++++ Supplied entries ++++

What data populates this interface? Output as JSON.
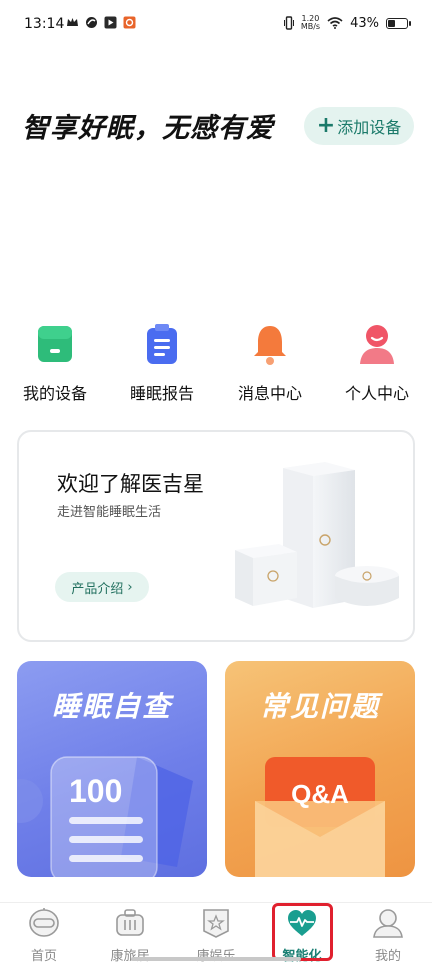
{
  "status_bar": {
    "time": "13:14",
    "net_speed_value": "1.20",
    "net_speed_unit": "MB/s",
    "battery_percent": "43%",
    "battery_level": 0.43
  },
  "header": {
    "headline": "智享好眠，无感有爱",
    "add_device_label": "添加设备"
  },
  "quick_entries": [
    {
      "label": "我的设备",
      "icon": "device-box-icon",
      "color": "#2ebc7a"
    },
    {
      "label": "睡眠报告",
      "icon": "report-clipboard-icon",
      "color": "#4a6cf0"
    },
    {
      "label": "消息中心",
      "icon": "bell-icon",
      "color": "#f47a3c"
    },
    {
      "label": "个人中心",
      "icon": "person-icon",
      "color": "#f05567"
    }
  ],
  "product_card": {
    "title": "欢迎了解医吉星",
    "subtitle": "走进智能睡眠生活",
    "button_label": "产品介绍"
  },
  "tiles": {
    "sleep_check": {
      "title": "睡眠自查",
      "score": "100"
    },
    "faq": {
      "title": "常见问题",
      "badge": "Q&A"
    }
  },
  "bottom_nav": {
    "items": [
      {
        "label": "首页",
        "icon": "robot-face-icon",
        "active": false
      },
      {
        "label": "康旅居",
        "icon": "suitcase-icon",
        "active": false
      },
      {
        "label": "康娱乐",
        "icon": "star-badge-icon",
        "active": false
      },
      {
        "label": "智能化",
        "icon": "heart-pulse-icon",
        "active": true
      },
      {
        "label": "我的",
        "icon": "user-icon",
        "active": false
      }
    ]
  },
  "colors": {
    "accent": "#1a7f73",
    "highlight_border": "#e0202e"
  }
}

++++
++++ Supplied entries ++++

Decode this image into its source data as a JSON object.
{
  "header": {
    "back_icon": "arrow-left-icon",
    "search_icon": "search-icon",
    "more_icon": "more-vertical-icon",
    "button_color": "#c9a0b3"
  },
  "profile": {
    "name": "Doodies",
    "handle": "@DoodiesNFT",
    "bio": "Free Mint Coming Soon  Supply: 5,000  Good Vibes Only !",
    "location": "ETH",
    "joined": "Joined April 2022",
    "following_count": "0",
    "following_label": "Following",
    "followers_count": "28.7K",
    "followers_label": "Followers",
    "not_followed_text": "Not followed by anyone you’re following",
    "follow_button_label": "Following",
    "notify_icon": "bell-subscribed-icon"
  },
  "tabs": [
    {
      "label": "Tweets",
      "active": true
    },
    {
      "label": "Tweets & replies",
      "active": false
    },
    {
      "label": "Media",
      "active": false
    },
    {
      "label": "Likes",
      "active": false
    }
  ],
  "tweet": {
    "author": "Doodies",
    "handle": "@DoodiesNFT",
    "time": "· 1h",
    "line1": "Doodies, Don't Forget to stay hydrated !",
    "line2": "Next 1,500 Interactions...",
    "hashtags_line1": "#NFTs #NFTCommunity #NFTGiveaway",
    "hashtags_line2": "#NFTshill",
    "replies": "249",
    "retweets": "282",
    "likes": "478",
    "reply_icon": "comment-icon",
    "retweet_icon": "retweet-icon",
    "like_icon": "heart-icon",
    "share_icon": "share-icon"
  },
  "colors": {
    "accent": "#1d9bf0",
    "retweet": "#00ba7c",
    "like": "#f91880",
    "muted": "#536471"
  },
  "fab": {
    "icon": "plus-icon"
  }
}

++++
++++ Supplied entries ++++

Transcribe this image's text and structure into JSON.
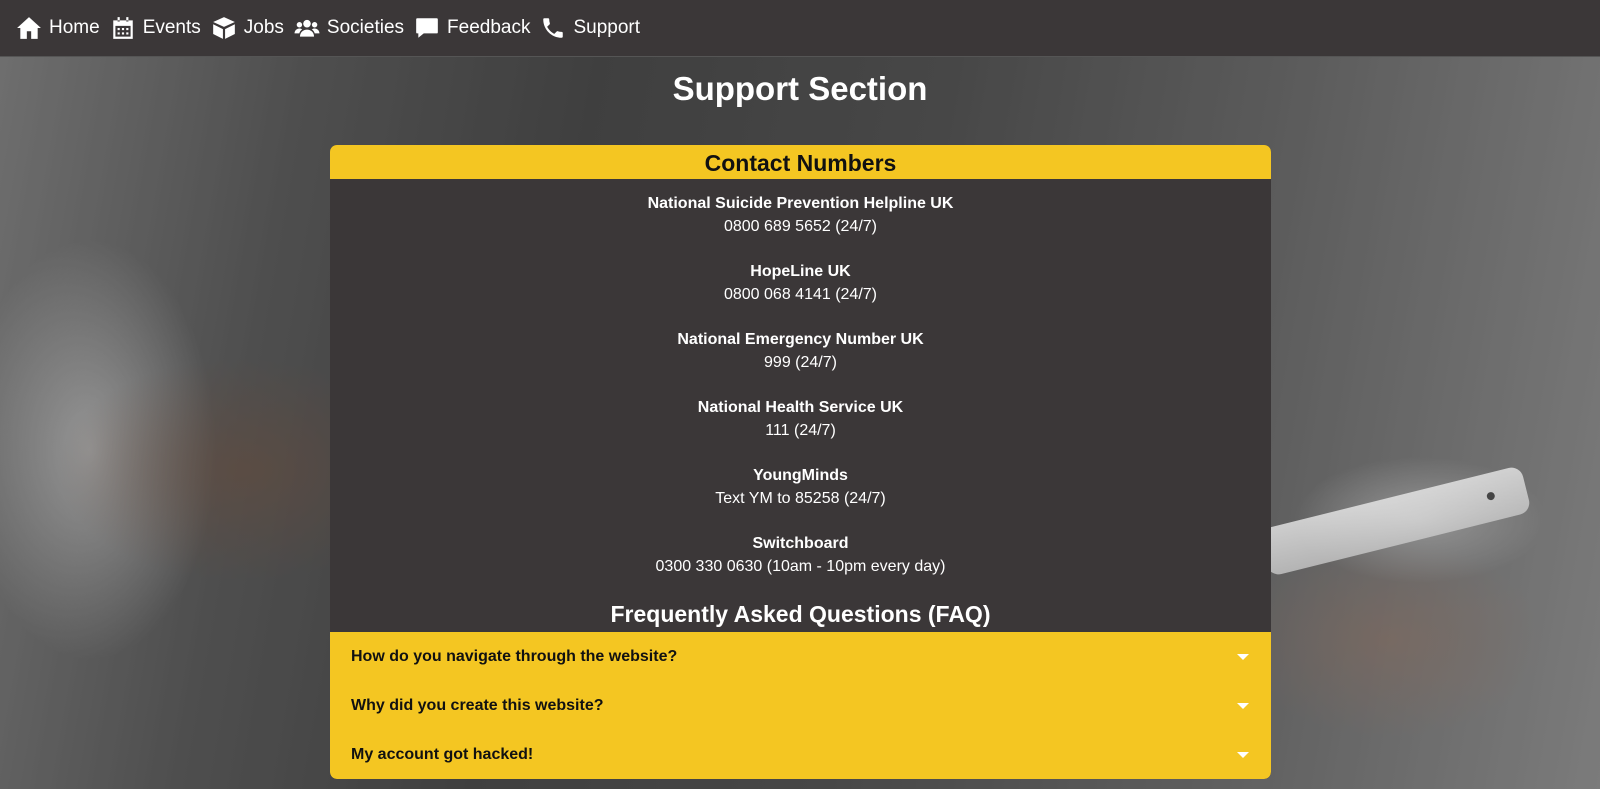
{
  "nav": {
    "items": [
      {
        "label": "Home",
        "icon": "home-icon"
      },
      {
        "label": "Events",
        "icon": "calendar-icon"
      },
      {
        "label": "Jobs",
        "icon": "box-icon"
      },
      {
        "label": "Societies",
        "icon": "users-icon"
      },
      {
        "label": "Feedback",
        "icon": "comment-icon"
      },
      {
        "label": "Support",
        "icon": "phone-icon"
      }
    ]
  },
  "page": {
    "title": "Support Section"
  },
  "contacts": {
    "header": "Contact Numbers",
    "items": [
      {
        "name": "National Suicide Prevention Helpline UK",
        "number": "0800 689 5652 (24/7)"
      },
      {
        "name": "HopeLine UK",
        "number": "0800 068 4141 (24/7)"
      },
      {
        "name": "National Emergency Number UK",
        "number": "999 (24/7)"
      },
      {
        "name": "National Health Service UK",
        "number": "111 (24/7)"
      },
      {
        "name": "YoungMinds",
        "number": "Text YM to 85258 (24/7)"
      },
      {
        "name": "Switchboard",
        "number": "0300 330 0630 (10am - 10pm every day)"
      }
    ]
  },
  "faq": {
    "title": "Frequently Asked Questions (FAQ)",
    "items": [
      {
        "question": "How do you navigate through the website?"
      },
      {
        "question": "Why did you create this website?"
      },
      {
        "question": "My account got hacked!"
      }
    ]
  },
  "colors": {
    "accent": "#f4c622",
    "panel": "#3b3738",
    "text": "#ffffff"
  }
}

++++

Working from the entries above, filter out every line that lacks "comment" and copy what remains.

## Expected output
    "reply_icon": "comment-icon",
        "icon": "comment-icon"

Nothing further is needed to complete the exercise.